The Applicant was a national of the Democratic Republic of the Congo. He arrived in Ireland in August 2004. He claimed asylum on the grounds that he feared persecution in the DRC as a member of Bundu Dia Kongo (‘BDK’), a politico-religious movement which seeks autonomy for the DRC’s Bas-Congo province. The Applicant’s wife travelled to Ireland independently of her husband in the company of their two infant children. She claimed asylum for reasons similar to those of her husband. The Refugee Applications Commissioner rejected the claims of the Applicant and his wife. Their appeals against the Commissioner’s recommendation were heard together by the Refugee Appeals Tribunal in September 2007. The Applicant and his wife both gave evidence. Neither appeal was successful. The Tribunal was unconvinced, on the basis of certain inconsistencies between the Applicant’s evidence and that of his wife, that the Applicant had ever been a member of BDK. For that reason, he did not consider medical evidence to the effect that scars and marks on his body were consistent with the account he gave. The Applicant sought leave of the High Court to challenge the Tribunal’s decision by way of judicial review.

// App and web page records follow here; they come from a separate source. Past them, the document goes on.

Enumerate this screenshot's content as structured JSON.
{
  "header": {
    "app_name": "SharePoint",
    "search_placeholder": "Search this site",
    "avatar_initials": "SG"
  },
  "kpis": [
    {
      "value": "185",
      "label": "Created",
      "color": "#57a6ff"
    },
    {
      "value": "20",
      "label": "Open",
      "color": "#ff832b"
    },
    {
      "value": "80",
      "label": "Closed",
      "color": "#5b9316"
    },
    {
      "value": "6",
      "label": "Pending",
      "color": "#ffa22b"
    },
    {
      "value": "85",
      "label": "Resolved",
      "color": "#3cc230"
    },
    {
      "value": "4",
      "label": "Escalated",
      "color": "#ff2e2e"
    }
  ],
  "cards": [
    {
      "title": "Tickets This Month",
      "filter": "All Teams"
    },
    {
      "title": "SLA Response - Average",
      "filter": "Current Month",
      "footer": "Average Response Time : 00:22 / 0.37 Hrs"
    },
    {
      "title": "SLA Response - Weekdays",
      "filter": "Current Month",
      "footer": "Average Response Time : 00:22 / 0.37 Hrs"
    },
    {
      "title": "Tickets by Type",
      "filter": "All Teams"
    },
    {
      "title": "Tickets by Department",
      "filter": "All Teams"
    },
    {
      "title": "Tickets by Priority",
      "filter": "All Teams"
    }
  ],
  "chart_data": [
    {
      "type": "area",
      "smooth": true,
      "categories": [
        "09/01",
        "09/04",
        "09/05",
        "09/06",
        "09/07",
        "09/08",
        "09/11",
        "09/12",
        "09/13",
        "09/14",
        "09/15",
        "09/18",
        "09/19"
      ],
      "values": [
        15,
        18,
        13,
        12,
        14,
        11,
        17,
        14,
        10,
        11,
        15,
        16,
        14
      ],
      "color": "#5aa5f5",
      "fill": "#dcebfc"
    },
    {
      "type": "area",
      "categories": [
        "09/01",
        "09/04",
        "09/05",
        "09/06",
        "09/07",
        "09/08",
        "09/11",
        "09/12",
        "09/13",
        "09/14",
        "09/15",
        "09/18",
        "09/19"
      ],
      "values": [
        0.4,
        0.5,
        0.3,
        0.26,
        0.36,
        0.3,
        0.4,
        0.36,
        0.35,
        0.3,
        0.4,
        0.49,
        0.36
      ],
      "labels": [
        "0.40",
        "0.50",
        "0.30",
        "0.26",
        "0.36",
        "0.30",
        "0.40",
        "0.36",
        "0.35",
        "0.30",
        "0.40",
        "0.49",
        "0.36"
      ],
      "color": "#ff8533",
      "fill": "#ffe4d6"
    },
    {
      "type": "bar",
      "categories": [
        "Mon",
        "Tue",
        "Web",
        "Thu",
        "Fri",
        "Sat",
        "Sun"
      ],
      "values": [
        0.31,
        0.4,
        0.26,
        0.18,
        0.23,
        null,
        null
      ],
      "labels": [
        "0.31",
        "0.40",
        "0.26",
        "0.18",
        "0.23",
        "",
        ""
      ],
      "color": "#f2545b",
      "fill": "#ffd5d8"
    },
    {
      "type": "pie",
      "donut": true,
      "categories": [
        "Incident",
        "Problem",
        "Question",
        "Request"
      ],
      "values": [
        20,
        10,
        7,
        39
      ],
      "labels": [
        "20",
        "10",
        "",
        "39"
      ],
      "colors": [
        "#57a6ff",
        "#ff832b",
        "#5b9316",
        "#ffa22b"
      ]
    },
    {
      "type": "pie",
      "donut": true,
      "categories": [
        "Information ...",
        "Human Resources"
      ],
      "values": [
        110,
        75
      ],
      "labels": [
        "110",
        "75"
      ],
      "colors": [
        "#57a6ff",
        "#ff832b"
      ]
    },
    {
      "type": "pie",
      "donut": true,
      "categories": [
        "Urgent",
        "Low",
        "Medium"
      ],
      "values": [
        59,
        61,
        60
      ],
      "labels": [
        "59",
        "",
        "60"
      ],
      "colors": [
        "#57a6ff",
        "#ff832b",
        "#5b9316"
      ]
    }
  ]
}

In the High Court, Clark J was concerned that the major discrepancies in the separate stories of the Applicant and his wife had infected the evidence of both parties where the evidence of the Applicant on his own may have been credible. The Court held, in granting leave for judicial review, that the Applicant had shown substantial grounds that the Tribunal was disproportionately influenced by flaws in the narrative given by the Applicant’s wife and ignored the Applicant’s greater knowledge and awareness of the BDK. The Court also granted leave to seek judicial review on the grounds that the Tribunal’s negative assessment of the Applicant’s credibility led him wrongly to reject the medical evidence.